_What you have to do:_ A line qualifies if it holds the string "Guarantee". Copy every qualifying line from the records.

[[ Records for this exercise open ]]

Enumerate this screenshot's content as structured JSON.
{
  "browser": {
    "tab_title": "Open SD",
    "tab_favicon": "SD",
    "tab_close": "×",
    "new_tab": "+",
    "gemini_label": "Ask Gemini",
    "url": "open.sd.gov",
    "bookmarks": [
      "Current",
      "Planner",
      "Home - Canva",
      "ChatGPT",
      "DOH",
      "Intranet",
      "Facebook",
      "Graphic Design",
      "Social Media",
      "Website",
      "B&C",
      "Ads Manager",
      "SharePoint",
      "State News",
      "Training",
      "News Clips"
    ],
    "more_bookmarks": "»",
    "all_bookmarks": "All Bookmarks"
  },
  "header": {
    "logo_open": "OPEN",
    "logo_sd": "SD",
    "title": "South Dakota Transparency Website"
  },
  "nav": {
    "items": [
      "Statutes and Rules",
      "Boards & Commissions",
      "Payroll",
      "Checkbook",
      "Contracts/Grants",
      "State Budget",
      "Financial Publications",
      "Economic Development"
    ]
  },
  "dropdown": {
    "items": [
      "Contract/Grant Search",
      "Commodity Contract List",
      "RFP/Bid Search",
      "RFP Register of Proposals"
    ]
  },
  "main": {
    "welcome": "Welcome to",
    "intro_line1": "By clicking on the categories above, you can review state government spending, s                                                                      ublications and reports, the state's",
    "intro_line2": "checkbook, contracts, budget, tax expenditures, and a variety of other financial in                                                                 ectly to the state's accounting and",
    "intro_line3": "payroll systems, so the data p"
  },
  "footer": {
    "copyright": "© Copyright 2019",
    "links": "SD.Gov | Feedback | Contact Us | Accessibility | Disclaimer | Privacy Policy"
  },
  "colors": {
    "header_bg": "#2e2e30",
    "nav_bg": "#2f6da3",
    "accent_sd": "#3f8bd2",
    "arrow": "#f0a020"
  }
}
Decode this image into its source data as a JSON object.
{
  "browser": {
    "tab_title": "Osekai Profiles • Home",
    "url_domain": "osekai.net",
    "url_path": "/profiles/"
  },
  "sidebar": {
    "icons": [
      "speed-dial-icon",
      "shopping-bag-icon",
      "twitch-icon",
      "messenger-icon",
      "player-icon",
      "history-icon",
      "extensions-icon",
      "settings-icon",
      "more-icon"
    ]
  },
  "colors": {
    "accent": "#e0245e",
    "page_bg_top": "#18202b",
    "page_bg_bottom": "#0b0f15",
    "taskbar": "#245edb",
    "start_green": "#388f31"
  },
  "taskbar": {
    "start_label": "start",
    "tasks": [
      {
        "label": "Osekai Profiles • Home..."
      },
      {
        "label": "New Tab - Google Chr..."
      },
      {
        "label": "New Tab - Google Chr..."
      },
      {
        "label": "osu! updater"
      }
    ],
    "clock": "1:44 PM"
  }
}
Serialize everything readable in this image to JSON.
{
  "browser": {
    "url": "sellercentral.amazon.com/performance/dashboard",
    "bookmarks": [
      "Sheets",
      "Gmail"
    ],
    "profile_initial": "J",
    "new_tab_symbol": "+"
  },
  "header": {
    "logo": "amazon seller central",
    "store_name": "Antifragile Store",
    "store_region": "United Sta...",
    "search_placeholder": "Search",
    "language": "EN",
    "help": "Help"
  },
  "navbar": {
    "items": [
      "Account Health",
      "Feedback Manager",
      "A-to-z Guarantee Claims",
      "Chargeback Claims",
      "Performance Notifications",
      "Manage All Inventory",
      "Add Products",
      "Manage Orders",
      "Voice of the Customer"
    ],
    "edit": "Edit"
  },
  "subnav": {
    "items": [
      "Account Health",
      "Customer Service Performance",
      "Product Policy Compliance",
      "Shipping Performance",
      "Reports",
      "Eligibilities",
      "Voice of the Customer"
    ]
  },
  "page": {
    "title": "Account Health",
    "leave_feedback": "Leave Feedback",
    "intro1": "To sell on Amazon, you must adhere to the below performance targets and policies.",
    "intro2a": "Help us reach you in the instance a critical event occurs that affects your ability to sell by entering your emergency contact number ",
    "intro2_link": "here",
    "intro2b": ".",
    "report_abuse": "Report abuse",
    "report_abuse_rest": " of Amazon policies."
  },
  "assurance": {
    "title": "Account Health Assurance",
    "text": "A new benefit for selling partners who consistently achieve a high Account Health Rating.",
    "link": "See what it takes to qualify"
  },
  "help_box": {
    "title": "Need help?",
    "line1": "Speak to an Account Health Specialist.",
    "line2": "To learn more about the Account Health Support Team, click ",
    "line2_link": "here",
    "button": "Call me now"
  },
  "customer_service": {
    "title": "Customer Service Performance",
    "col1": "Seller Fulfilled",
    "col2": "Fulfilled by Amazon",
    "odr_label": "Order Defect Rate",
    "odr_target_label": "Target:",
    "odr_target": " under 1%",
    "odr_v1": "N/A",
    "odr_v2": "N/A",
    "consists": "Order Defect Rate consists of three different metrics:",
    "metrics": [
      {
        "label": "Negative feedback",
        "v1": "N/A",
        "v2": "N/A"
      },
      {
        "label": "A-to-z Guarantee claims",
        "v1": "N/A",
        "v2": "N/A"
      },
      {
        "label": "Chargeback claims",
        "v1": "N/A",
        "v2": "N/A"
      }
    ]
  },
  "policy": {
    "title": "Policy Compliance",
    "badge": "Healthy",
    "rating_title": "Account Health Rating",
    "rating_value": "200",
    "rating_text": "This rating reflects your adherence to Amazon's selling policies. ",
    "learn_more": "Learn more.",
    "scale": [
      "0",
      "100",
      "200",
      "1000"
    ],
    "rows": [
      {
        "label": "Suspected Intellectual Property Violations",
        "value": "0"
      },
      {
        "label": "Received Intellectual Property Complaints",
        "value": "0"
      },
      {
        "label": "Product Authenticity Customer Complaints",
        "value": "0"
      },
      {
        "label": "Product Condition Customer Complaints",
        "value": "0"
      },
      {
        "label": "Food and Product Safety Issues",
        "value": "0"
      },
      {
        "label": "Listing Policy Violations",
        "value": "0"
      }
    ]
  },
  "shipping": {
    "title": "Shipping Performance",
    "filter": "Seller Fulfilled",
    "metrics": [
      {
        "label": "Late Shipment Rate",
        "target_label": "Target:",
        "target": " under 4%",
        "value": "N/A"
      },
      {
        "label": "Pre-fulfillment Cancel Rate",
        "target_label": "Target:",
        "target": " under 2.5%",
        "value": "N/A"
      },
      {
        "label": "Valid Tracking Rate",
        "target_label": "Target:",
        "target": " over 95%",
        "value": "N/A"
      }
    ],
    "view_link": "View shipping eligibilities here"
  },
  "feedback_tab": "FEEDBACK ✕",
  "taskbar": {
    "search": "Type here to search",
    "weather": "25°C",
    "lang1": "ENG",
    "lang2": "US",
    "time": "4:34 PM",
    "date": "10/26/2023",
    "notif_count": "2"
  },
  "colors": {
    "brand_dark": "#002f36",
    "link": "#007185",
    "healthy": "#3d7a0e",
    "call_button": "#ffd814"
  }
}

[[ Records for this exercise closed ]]

_Final answer:_
      "A-to-z Guarantee Claims",
        "label": "A-to-z Guarantee claims",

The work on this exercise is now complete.